*** Data for the task

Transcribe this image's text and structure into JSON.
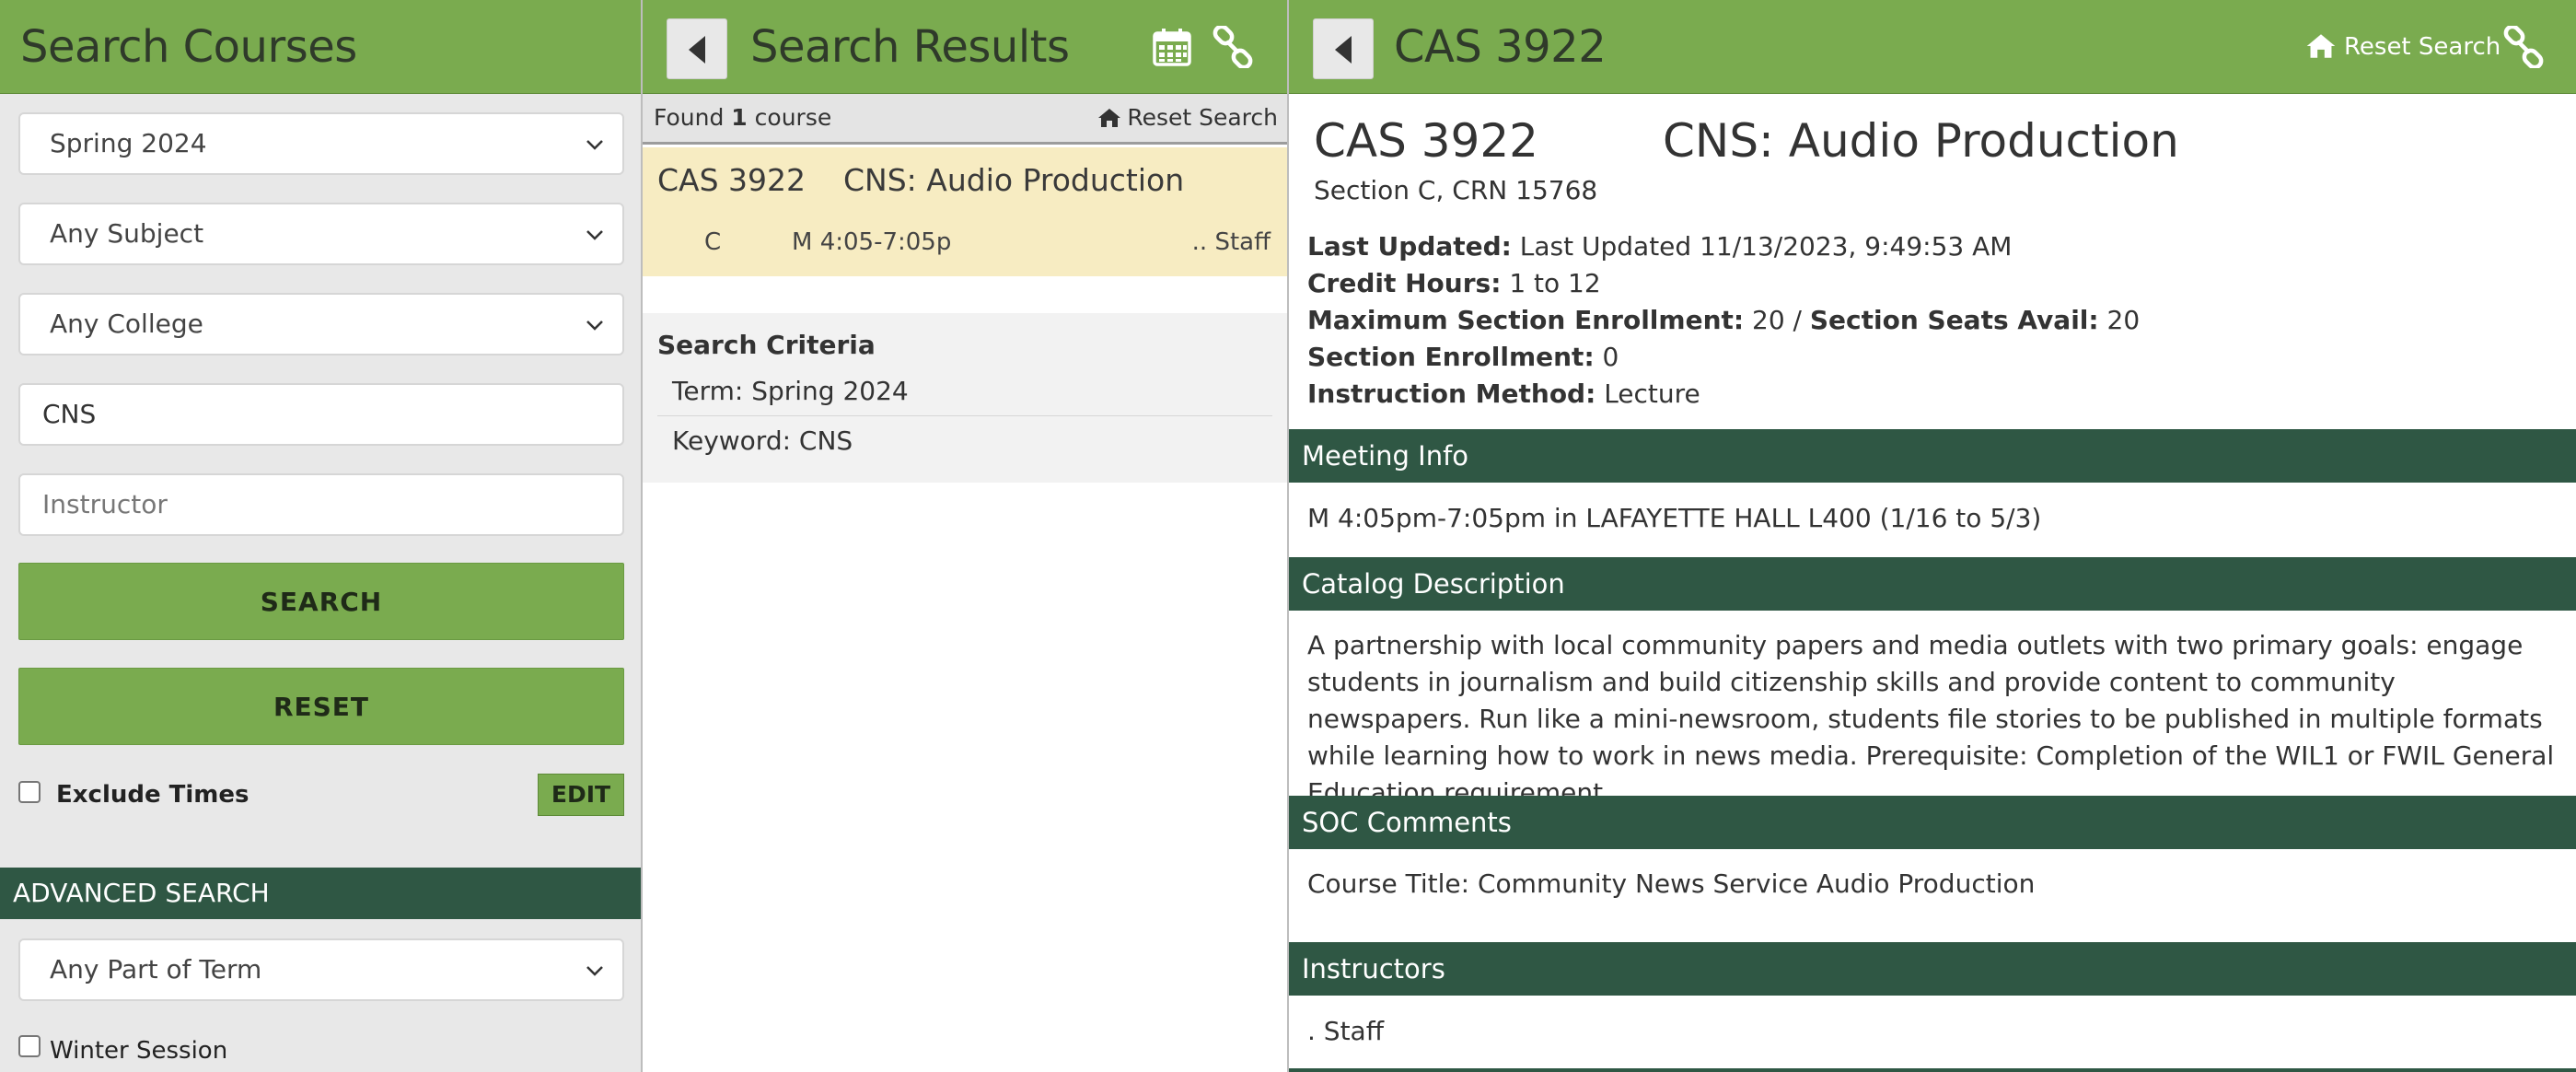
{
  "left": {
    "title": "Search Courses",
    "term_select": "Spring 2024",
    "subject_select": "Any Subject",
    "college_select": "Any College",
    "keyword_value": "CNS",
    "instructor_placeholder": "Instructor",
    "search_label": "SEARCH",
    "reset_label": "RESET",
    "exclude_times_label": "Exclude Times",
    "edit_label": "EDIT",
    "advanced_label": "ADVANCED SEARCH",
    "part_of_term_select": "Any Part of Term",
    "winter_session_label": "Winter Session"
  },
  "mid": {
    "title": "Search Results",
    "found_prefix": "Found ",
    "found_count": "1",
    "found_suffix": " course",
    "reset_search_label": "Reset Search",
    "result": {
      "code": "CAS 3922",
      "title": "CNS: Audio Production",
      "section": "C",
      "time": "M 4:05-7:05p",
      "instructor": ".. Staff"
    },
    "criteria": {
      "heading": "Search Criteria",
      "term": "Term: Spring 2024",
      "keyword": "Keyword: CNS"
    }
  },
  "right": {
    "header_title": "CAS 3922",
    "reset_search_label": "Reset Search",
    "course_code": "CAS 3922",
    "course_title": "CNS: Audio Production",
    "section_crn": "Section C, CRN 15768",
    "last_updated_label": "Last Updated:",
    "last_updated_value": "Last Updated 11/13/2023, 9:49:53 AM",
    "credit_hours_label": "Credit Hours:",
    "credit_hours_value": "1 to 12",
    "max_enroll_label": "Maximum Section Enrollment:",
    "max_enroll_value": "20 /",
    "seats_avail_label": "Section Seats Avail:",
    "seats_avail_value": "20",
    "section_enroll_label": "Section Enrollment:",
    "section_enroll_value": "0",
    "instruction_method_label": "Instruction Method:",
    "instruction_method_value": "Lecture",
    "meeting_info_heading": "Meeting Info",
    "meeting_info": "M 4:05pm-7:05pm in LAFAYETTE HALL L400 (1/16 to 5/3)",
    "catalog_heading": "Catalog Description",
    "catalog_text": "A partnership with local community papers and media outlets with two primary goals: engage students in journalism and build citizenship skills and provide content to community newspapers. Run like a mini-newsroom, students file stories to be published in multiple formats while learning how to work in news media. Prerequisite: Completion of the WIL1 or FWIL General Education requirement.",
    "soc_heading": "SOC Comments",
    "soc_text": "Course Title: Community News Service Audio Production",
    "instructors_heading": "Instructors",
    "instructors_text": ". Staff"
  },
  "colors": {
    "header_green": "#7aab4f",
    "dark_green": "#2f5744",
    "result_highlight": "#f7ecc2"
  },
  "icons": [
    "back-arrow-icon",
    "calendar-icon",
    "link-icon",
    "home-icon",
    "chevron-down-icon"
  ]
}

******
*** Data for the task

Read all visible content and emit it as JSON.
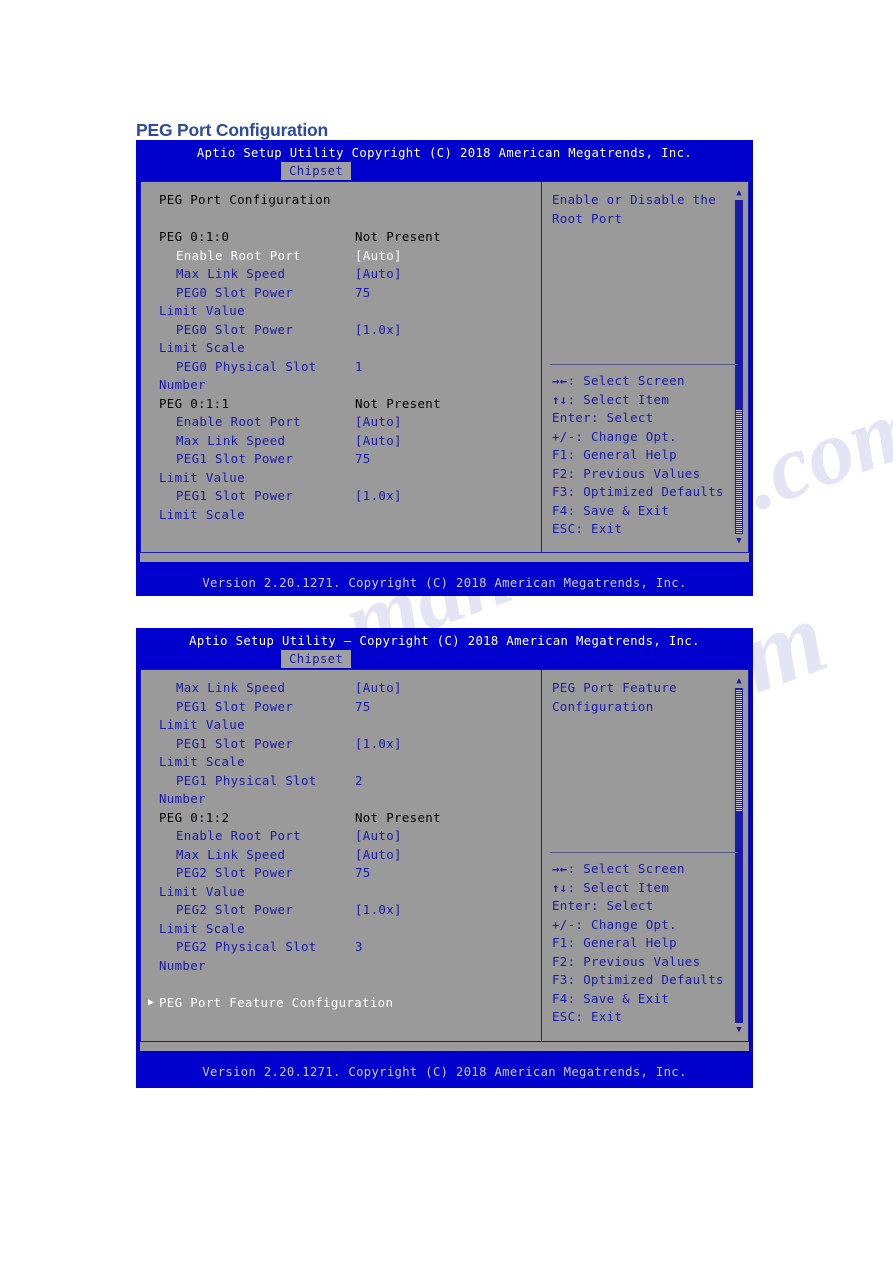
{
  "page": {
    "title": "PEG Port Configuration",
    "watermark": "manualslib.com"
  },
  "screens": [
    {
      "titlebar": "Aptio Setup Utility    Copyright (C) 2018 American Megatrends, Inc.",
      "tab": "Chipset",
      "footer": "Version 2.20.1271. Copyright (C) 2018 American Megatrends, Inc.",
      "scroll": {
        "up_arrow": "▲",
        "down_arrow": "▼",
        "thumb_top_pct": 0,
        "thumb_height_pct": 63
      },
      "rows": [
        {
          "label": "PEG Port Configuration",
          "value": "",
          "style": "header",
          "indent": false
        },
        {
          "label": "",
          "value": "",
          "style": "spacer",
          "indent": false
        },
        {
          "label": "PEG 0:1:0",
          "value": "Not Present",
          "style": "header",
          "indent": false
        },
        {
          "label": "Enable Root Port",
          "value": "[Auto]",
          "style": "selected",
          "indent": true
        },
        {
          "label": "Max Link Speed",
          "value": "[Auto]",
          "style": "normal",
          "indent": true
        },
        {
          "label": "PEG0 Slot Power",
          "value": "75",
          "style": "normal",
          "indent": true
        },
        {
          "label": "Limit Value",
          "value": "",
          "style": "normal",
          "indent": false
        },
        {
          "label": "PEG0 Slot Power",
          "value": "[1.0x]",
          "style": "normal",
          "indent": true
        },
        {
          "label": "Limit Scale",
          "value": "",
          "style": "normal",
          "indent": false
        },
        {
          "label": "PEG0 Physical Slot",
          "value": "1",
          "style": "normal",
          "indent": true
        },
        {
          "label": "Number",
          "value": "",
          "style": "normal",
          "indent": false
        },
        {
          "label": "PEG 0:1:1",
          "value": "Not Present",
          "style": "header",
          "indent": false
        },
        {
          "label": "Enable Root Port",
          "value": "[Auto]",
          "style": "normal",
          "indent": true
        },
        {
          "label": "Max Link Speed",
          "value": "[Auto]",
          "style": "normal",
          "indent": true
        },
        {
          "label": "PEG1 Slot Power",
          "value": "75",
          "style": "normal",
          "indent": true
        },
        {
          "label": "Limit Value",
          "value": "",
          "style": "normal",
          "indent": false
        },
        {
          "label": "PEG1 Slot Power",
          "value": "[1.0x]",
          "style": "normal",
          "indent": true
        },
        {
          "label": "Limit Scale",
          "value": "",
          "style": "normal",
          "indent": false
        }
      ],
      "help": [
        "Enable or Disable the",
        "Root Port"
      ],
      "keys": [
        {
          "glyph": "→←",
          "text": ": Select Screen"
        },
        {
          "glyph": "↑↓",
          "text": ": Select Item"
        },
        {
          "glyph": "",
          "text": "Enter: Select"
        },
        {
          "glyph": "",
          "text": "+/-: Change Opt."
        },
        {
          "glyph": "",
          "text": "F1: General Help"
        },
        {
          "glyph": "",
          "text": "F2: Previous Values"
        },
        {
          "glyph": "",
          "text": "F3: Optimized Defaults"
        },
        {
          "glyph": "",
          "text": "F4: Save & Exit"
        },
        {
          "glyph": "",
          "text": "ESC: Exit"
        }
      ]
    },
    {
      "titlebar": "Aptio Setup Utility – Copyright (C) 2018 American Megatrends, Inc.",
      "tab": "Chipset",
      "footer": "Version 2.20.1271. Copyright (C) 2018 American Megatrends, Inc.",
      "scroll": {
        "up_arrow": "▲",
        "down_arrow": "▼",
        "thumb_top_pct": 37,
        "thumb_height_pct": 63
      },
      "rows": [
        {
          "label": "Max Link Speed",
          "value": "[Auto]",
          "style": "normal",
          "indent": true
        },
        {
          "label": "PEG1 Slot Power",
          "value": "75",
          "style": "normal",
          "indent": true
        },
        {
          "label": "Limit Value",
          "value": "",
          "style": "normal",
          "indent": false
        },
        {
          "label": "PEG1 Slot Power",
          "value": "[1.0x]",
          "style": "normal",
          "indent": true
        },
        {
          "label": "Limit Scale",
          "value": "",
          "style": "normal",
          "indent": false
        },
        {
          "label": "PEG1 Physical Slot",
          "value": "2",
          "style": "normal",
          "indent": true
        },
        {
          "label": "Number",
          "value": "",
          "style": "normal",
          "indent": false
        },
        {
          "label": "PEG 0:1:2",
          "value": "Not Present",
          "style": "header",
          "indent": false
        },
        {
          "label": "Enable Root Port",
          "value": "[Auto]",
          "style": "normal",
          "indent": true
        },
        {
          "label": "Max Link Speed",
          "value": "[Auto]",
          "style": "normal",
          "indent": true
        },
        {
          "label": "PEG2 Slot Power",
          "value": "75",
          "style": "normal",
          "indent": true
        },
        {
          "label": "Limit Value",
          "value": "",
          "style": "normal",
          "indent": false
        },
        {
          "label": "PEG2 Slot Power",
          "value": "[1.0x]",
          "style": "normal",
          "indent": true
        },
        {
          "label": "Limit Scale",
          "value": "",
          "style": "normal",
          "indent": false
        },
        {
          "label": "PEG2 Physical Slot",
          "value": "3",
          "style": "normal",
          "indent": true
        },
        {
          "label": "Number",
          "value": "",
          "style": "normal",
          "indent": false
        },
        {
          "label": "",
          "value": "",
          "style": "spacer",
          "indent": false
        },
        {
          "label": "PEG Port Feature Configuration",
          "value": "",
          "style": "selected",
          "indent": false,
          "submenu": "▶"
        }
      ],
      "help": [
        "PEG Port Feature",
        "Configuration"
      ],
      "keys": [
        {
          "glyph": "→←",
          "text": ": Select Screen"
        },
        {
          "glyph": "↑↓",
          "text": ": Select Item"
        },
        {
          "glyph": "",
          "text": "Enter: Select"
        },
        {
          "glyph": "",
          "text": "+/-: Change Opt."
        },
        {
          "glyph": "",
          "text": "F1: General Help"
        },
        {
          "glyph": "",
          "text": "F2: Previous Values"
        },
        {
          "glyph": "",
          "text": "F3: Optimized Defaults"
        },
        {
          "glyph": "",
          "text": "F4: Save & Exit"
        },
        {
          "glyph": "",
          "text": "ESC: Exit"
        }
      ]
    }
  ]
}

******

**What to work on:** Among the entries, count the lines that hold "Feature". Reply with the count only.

**Your solution:** 2